ABOUT THIS TASK → Print the data once more, exactly as supplied.

Website and app data records:
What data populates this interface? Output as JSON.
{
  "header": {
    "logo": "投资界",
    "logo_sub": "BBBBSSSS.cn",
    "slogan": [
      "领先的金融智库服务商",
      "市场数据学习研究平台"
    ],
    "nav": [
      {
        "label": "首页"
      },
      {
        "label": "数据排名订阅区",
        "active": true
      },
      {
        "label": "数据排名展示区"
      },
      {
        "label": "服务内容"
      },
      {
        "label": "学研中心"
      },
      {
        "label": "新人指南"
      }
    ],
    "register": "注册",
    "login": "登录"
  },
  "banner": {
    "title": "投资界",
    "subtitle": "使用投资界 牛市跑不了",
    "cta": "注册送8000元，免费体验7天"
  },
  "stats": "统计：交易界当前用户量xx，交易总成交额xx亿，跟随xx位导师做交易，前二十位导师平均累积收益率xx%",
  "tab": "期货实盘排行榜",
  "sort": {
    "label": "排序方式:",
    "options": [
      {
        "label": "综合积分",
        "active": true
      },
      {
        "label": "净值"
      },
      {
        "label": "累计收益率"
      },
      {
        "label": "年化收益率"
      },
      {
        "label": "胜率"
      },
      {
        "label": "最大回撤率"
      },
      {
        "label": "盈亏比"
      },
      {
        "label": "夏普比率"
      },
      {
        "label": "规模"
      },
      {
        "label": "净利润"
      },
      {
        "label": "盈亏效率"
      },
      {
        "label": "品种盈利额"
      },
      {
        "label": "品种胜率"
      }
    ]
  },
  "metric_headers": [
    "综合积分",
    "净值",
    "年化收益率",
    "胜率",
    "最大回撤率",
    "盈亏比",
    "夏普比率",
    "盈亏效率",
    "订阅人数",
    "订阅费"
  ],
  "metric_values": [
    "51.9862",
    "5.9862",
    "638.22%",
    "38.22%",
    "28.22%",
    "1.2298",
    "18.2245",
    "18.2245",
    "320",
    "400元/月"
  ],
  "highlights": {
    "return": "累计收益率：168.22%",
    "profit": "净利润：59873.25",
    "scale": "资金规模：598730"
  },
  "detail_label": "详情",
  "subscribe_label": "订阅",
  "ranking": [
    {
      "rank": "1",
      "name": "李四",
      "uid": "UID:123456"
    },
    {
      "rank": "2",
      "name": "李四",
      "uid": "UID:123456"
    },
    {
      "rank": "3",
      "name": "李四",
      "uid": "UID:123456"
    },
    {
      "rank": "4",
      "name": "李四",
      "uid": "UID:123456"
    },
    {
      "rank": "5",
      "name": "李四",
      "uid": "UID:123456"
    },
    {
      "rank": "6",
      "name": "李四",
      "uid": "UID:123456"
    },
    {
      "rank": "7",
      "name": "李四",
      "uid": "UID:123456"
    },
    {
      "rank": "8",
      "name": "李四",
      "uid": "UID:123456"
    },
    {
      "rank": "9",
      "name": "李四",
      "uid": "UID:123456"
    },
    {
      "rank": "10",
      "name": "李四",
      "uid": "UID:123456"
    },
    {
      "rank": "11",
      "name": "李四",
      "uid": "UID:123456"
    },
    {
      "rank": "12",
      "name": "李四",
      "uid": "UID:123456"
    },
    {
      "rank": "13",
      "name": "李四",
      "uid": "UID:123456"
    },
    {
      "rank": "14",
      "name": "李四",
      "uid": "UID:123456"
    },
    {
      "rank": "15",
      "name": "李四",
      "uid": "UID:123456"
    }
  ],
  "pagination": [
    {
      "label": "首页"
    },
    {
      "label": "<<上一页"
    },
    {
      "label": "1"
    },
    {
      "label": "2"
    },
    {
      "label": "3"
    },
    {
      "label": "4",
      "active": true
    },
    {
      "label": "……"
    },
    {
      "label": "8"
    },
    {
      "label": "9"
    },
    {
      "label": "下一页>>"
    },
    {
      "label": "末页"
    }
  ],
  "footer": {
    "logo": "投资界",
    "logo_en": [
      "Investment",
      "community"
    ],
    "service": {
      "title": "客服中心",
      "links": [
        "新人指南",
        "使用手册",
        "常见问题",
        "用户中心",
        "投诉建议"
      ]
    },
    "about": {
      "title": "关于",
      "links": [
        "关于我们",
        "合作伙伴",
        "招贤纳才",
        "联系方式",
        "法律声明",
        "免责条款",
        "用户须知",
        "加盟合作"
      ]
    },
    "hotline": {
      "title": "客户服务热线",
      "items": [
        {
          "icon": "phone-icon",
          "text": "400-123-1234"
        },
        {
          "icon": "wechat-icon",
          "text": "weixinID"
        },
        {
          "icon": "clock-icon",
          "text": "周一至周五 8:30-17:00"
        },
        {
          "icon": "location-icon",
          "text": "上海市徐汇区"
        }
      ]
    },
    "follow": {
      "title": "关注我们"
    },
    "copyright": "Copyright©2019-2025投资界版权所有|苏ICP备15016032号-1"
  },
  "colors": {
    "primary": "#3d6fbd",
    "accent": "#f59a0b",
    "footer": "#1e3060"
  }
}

YOUR SOLUTION →
What data populates this interface? Output as JSON.
{
  "header": {
    "logo": "投资界",
    "logo_sub": "BBBBSSSS.cn",
    "slogan": [
      "领先的金融智库服务商",
      "市场数据学习研究平台"
    ],
    "nav": [
      {
        "label": "首页"
      },
      {
        "label": "数据排名订阅区",
        "active": true
      },
      {
        "label": "数据排名展示区"
      },
      {
        "label": "服务内容"
      },
      {
        "label": "学研中心"
      },
      {
        "label": "新人指南"
      }
    ],
    "register": "注册",
    "login": "登录"
  },
  "banner": {
    "title": "投资界",
    "subtitle": "使用投资界 牛市跑不了",
    "cta": "注册送8000元，免费体验7天"
  },
  "stats": "统计：交易界当前用户量xx，交易总成交额xx亿，跟随xx位导师做交易，前二十位导师平均累积收益率xx%",
  "tab": "期货实盘排行榜",
  "sort": {
    "label": "排序方式:",
    "options": [
      {
        "label": "综合积分",
        "active": true
      },
      {
        "label": "净值"
      },
      {
        "label": "累计收益率"
      },
      {
        "label": "年化收益率"
      },
      {
        "label": "胜率"
      },
      {
        "label": "最大回撤率"
      },
      {
        "label": "盈亏比"
      },
      {
        "label": "夏普比率"
      },
      {
        "label": "规模"
      },
      {
        "label": "净利润"
      },
      {
        "label": "盈亏效率"
      },
      {
        "label": "品种盈利额"
      },
      {
        "label": "品种胜率"
      }
    ]
  },
  "metric_headers": [
    "综合积分",
    "净值",
    "年化收益率",
    "胜率",
    "最大回撤率",
    "盈亏比",
    "夏普比率",
    "盈亏效率",
    "订阅人数",
    "订阅费"
  ],
  "metric_values": [
    "51.9862",
    "5.9862",
    "638.22%",
    "38.22%",
    "28.22%",
    "1.2298",
    "18.2245",
    "18.2245",
    "320",
    "400元/月"
  ],
  "highlights": {
    "return": "累计收益率：168.22%",
    "profit": "净利润：59873.25",
    "scale": "资金规模：598730"
  },
  "detail_label": "详情",
  "subscribe_label": "订阅",
  "ranking": [
    {
      "rank": "1",
      "name": "李四",
      "uid": "UID:123456"
    },
    {
      "rank": "2",
      "name": "李四",
      "uid": "UID:123456"
    },
    {
      "rank": "3",
      "name": "李四",
      "uid": "UID:123456"
    },
    {
      "rank": "4",
      "name": "李四",
      "uid": "UID:123456"
    },
    {
      "rank": "5",
      "name": "李四",
      "uid": "UID:123456"
    },
    {
      "rank": "6",
      "name": "李四",
      "uid": "UID:123456"
    },
    {
      "rank": "7",
      "name": "李四",
      "uid": "UID:123456"
    },
    {
      "rank": "8",
      "name": "李四",
      "uid": "UID:123456"
    },
    {
      "rank": "9",
      "name": "李四",
      "uid": "UID:123456"
    },
    {
      "rank": "10",
      "name": "李四",
      "uid": "UID:123456"
    },
    {
      "rank": "11",
      "name": "李四",
      "uid": "UID:123456"
    },
    {
      "rank": "12",
      "name": "李四",
      "uid": "UID:123456"
    },
    {
      "rank": "13",
      "name": "李四",
      "uid": "UID:123456"
    },
    {
      "rank": "14",
      "name": "李四",
      "uid": "UID:123456"
    },
    {
      "rank": "15",
      "name": "李四",
      "uid": "UID:123456"
    }
  ],
  "pagination": [
    {
      "label": "首页"
    },
    {
      "label": "<<上一页"
    },
    {
      "label": "1"
    },
    {
      "label": "2"
    },
    {
      "label": "3"
    },
    {
      "label": "4",
      "active": true
    },
    {
      "label": "……"
    },
    {
      "label": "8"
    },
    {
      "label": "9"
    },
    {
      "label": "下一页>>"
    },
    {
      "label": "末页"
    }
  ],
  "footer": {
    "logo": "投资界",
    "logo_en": [
      "Investment",
      "community"
    ],
    "service": {
      "title": "客服中心",
      "links": [
        "新人指南",
        "使用手册",
        "常见问题",
        "用户中心",
        "投诉建议"
      ]
    },
    "about": {
      "title": "关于",
      "links": [
        "关于我们",
        "合作伙伴",
        "招贤纳才",
        "联系方式",
        "法律声明",
        "免责条款",
        "用户须知",
        "加盟合作"
      ]
    },
    "hotline": {
      "title": "客户服务热线",
      "items": [
        {
          "icon": "phone-icon",
          "text": "400-123-1234"
        },
        {
          "icon": "wechat-icon",
          "text": "weixinID"
        },
        {
          "icon": "clock-icon",
          "text": "周一至周五 8:30-17:00"
        },
        {
          "icon": "location-icon",
          "text": "上海市徐汇区"
        }
      ]
    },
    "follow": {
      "title": "关注我们"
    },
    "copyright": "Copyright©2019-2025投资界版权所有|苏ICP备15016032号-1"
  },
  "colors": {
    "primary": "#3d6fbd",
    "accent": "#f59a0b",
    "footer": "#1e3060"
  }
}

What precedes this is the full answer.